Javascript Question

Scope of event Listeners inside loop

How is the eventListener working inside forLoop?

The code works in the example.

When I toggle on either paragraph it turns a lower opacity and has a strike through.
When I hover on either paragraph they turn blue.

I want to understand how this is achieved inside a for loop after the browser loads the page. I'm just trying to understand how the browser interprets this code.



var someTag = document.querySelectorAll("p")

for (var i = 0; i < someTag.length; i++) {


someTag[i].addEventListener('mouseover', function() {
this.classList.add("someClass");
});
someTag[i].addEventListener('mouseout', function() {
this.classList.remove("someClass");
});

someTag[i].addEventListener('click', function() {
this.classList.toggle("done");
})
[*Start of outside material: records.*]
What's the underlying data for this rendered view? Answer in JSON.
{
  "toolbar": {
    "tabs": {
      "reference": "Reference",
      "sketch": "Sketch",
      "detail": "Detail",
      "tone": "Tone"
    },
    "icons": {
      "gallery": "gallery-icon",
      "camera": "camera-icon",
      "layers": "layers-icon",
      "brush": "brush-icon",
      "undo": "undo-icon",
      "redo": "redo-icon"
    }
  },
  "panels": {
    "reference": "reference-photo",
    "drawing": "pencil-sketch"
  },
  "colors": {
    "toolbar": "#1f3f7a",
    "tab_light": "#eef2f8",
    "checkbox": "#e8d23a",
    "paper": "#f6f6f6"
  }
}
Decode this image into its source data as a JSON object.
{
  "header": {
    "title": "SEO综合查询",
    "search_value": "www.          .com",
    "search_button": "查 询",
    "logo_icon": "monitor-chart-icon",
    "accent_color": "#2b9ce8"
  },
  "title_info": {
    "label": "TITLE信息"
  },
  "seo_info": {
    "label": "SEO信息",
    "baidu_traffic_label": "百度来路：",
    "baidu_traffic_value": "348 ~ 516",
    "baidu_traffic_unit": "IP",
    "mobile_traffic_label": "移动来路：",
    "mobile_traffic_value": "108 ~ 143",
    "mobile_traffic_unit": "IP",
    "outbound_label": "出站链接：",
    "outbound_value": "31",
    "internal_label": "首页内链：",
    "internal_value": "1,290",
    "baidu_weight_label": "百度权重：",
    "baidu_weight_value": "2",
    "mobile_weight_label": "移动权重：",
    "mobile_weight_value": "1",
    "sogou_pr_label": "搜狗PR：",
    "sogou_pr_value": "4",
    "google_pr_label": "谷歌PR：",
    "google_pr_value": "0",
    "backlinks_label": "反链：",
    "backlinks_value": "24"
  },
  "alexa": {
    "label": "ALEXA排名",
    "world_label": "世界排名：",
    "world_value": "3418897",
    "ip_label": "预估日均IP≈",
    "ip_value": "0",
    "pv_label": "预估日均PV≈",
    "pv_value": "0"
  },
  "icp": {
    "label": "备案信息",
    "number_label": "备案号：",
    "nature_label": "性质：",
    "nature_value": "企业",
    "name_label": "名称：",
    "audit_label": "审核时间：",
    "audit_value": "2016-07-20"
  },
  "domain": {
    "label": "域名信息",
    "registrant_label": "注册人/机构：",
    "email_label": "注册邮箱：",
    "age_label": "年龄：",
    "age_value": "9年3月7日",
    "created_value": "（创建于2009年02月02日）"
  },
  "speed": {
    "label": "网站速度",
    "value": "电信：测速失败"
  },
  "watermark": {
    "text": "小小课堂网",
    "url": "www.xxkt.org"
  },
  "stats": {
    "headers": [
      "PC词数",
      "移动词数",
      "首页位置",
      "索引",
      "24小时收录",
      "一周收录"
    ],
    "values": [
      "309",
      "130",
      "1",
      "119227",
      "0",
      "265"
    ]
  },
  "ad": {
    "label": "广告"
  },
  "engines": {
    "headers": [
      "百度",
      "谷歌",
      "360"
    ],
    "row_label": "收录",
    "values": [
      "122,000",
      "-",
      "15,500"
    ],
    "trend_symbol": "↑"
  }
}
}

.done {
text-decoration: line-through;
opacity: 0.5;
}

.someClass {
color: blue;
}

<p>Lorem ipsum dolor sit amet, consectetur adipisicing elit, sed do eiusmod tempor incididunt ut labore et dolore magna aliqua. Ut enim ad minim veniam, quis nostrud exercitation ullamco laboris nisi ut aliquip ex ea commodo consequat. Duis aute irure dolor
in reprehenderit in voluptate velit esse cillum dolore eu fugiat nulla pariatur. Excepteur sint occaecat cupidatat non proident, sunt in culpa qui officia deserunt mollit anim id est laborum.</p>
<p>Lorem ipsum dolor sit amet, consectetur adipisicing elit, sed do eiusmod tempor incididunt ut labore et dolore magna aliqua. Ut enim ad minim veniam, quis nostrud exercitation ullamco laboris nisi ut aliquip ex ea commodo consequat. Duis aute irure dolor
in reprehenderit in voluptate velit esse cillum dolore eu fugiat nulla pariatur. Excepteur sint occaecat cupidatat non proident, sunt in culpa qui officia deserunt mollit anim id est laborum.</p>




Answer

When you add an event listener to an element, that's a permanent change to that element (unless you later remove it with removeEventListener()). The listener function will be called automatically by the browser whenever the event is triggered on the element. You only need to add the listener once, it will then react to all future occurrences of the event.

The other thing you need to know is that within the listener function, this will be a reference to the element that the event was triggered on. That's how your functions are able to change the class of the paragraph you click or hover on.